◆ Exercise ◆
All lines in the material containing the word "this" need to be copied.

◆ The data ◆
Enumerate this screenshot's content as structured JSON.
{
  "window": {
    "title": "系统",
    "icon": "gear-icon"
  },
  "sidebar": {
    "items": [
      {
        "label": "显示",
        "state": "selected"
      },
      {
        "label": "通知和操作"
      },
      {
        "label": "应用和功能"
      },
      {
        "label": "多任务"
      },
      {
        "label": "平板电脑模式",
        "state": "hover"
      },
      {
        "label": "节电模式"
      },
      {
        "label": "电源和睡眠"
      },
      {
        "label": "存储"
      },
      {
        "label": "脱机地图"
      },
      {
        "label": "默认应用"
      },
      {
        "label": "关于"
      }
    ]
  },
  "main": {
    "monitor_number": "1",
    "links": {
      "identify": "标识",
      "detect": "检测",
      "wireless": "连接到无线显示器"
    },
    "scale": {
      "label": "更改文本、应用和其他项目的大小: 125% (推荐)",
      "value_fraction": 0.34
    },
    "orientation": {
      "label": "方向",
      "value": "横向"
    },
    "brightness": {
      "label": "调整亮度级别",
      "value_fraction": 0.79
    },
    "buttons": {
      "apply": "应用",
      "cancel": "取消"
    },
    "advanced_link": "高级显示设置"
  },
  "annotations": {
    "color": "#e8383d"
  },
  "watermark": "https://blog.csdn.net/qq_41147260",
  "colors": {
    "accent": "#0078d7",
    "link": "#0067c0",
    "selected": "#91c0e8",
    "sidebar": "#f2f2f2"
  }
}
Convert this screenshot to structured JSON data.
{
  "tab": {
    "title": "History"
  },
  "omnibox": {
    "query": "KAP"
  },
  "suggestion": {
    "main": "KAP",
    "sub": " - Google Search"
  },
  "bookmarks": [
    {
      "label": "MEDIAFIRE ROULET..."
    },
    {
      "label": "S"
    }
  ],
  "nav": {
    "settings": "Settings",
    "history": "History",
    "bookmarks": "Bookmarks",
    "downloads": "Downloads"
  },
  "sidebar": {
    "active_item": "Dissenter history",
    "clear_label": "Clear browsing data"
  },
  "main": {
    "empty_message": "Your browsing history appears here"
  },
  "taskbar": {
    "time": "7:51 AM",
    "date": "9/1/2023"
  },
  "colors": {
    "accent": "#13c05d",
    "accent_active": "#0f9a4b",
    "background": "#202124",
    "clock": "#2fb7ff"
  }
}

◆ Reply ◆
Enumerate this screenshot's content as structured JSON.
Convert this screenshot to structured JSON data.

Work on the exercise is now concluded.